What spaceguard radar says it looks like.
Look for the purple blob labeled “Lyr”
We had been living for just a few days in a rented house in Northern California when I went
outside for (I forget what) in the yard.
I just happened to look up at the predawn sky, and I saw a meteor streak from north to south
across the entire visible sky, which was a lot because the house was on a hill. It lasted for
about two seconds, and it was very bright.
Neatest astrological thing I ever saw with my bare eyes.
At least it wasn’t a meteorite.
It’s always nice of the gods to place text labels & markers in the sky to help identify the features .....
Every time a good meteor shower happens, I either have heavy cloud cover, or I’m asleep.
Yes, same here. The southwest coast has a lot more sunny days and clear nights than the eastern part of the country.
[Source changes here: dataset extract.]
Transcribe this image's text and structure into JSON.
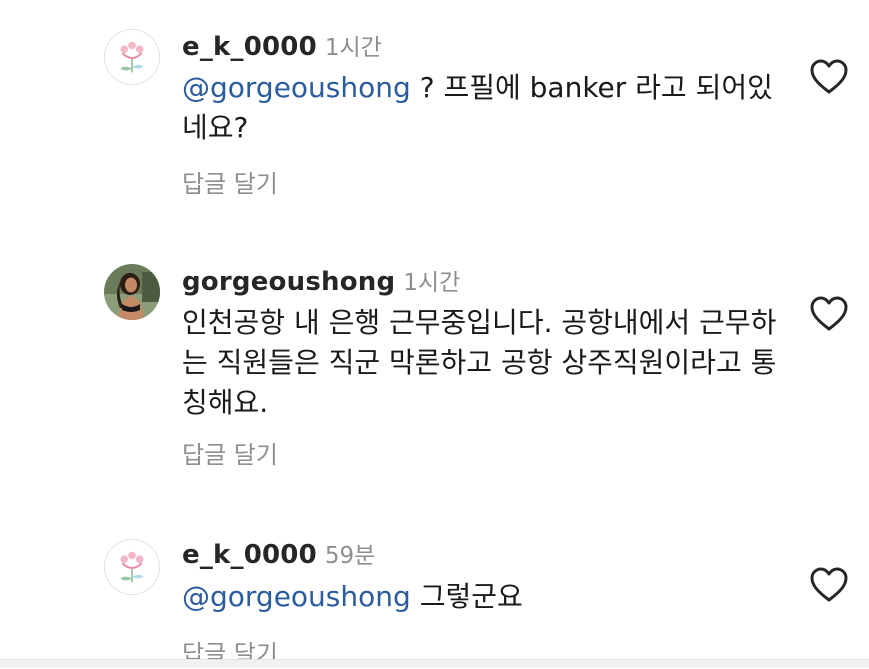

I missed the eclipse, but fortunately there were a lot of photos and videos of it. Not the same, though.